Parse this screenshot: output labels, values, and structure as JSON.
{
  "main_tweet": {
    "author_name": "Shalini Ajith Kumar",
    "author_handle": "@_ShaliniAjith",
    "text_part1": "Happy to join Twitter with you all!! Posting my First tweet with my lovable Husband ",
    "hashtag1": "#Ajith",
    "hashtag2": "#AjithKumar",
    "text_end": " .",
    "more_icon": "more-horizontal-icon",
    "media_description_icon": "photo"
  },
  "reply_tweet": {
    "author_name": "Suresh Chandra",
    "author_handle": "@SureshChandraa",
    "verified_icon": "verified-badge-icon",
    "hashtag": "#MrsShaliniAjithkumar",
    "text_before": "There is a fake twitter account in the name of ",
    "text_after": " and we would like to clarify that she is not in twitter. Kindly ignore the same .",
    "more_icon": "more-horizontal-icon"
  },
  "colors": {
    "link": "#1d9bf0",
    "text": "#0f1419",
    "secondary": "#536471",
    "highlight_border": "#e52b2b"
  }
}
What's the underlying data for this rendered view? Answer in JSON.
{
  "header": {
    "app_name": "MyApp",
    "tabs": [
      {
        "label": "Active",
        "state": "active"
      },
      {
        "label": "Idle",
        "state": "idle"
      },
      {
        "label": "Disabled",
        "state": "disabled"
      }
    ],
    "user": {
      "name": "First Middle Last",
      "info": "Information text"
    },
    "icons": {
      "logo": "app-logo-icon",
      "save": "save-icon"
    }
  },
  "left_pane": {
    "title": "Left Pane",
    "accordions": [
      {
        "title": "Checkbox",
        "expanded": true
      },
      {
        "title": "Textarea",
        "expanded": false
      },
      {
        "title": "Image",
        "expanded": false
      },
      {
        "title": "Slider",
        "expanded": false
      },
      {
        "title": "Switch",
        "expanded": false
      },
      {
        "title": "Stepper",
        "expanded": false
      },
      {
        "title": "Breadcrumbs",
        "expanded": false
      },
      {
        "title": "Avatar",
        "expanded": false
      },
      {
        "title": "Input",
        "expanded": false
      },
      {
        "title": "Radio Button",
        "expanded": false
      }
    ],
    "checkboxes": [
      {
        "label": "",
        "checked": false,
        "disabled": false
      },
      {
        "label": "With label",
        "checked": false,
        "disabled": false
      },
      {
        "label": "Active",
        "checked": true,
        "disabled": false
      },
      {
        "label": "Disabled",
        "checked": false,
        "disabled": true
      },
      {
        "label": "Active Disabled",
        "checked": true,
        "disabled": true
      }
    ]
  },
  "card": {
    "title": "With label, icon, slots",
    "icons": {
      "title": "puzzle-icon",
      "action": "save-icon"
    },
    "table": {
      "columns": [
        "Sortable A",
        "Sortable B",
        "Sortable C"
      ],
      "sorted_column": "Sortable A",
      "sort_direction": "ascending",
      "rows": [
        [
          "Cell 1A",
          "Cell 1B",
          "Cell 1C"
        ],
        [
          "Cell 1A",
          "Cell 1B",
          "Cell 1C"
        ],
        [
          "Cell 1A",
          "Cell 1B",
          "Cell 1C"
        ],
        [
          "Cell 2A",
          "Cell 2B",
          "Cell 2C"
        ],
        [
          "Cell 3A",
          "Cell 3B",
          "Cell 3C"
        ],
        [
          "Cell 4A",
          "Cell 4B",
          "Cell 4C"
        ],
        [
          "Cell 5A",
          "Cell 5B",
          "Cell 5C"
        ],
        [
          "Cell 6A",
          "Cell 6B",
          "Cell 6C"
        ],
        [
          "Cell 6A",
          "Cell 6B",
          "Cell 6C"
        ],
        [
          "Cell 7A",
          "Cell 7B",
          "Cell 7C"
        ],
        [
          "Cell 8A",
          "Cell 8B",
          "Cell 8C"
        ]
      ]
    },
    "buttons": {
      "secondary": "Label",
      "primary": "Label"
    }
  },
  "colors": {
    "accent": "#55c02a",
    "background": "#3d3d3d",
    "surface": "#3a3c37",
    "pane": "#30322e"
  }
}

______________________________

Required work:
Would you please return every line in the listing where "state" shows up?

Response to this exercise:
        "state": "active"
        "state": "idle"
        "state": "disabled"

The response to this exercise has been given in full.